The facts and circumstances in this case support a valid waiver by conduct. Once the court granted Hughes’s attorneys’ motion to withdraw, Hughes had a month to find new counsel. Instead of immediately asking for a continuance, Hughes requested permission to proceed pro se to participate in pretrial motions and other pretrial matters. He did not request a continuance until the eve of trial, and only did so once it appeared that things were not going his way. This dilatory conduct demonstrates that Hughes voluntarily chose to proceed without counsel. See United States v. Mitchell, 777 F.2d 248, 258 (5th Cir. 1985) (“no matter how fundamental the right to counsel may be, it may not be used as a means of delaying or trifling with the court”).
Hughes’s decision to proceed without counsel was also knowing and intelligent. A defendant’s background, experience, and conduct are all relevant in determining whether a waiver was knowing and intelligent. See Taylor, 113 F.3d at 1140. In our view, Hughes, a practicing attorney, made deliberate decisions regarding his representation, decisions which he cannot now claim resulted in a violation of his right to counsel.
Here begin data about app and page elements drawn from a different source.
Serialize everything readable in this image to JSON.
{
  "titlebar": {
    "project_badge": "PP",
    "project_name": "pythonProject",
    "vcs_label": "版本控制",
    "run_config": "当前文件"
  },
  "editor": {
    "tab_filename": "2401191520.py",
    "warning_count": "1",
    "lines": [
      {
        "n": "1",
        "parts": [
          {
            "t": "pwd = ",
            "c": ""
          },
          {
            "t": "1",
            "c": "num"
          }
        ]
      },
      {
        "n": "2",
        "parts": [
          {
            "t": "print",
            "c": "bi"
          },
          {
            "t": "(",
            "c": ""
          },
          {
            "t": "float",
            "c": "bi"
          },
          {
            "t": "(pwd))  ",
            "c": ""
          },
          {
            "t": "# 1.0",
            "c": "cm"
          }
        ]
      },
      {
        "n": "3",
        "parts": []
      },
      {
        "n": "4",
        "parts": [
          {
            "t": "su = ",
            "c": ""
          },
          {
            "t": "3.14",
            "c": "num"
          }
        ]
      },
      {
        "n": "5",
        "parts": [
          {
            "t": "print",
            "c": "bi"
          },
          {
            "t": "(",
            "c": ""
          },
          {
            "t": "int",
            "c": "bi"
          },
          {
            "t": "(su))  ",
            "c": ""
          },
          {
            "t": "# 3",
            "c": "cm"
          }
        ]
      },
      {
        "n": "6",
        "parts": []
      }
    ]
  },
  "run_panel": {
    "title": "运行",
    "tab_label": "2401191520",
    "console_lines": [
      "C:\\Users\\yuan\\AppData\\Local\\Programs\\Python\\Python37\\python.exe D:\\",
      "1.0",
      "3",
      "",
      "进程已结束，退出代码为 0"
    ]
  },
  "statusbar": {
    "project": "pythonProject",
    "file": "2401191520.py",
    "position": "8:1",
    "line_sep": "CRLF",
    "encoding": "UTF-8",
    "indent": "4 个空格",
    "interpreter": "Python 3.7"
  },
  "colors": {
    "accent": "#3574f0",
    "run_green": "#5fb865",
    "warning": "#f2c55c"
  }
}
Although an on-the-record colloquy would have been preferable, see id. at 1141; Padilla, 819 F.2d at 959, we cannot conclude that Hughes, having handled his case in the manner he did, did not knowingly and intelligently waive his right to counsel. See Willie, 941 F.2d at 1388-89 (finding waiver valid despite lack of colloquy; defendant stated to court that he would not accept any court-appointed attorney and submitted numerous motions on his own behalf).3
For the foregoing reasons, we AFFIRM the decision of the district court.
Honorable Frank Magill, Senior Circuit Judge, United States Court of Appeals for the Eighth Circuit, sitting by designation.
Rhoades, a codefendant in this case, passed away after trial on June 21, 1998. The government dismissed the indictment against him on August 3, 1998.
ARCO Properties was sentenced to three years probation and ordered to pay restitution in the amount of $236,158. At the time of sentencing, however, ARCO Properties was an inactive company with no assets.
In the alternative, Hughes argues that the district court erred in denying his motion for a continuance to obtain new counsel. A trial court “enjoys broad discretion on matters of continuances, even when the parties implicate Sixth Amendment issues.” United States v. Mendoza-Salgado, 964 F.2d 993, 1016 (10th Cir. 1992). Because we find that Hughes validly waived his right to counsel, a continuance to obtain new counsel was not warranted. Thus, the district court was within its discretion in denying the continuance.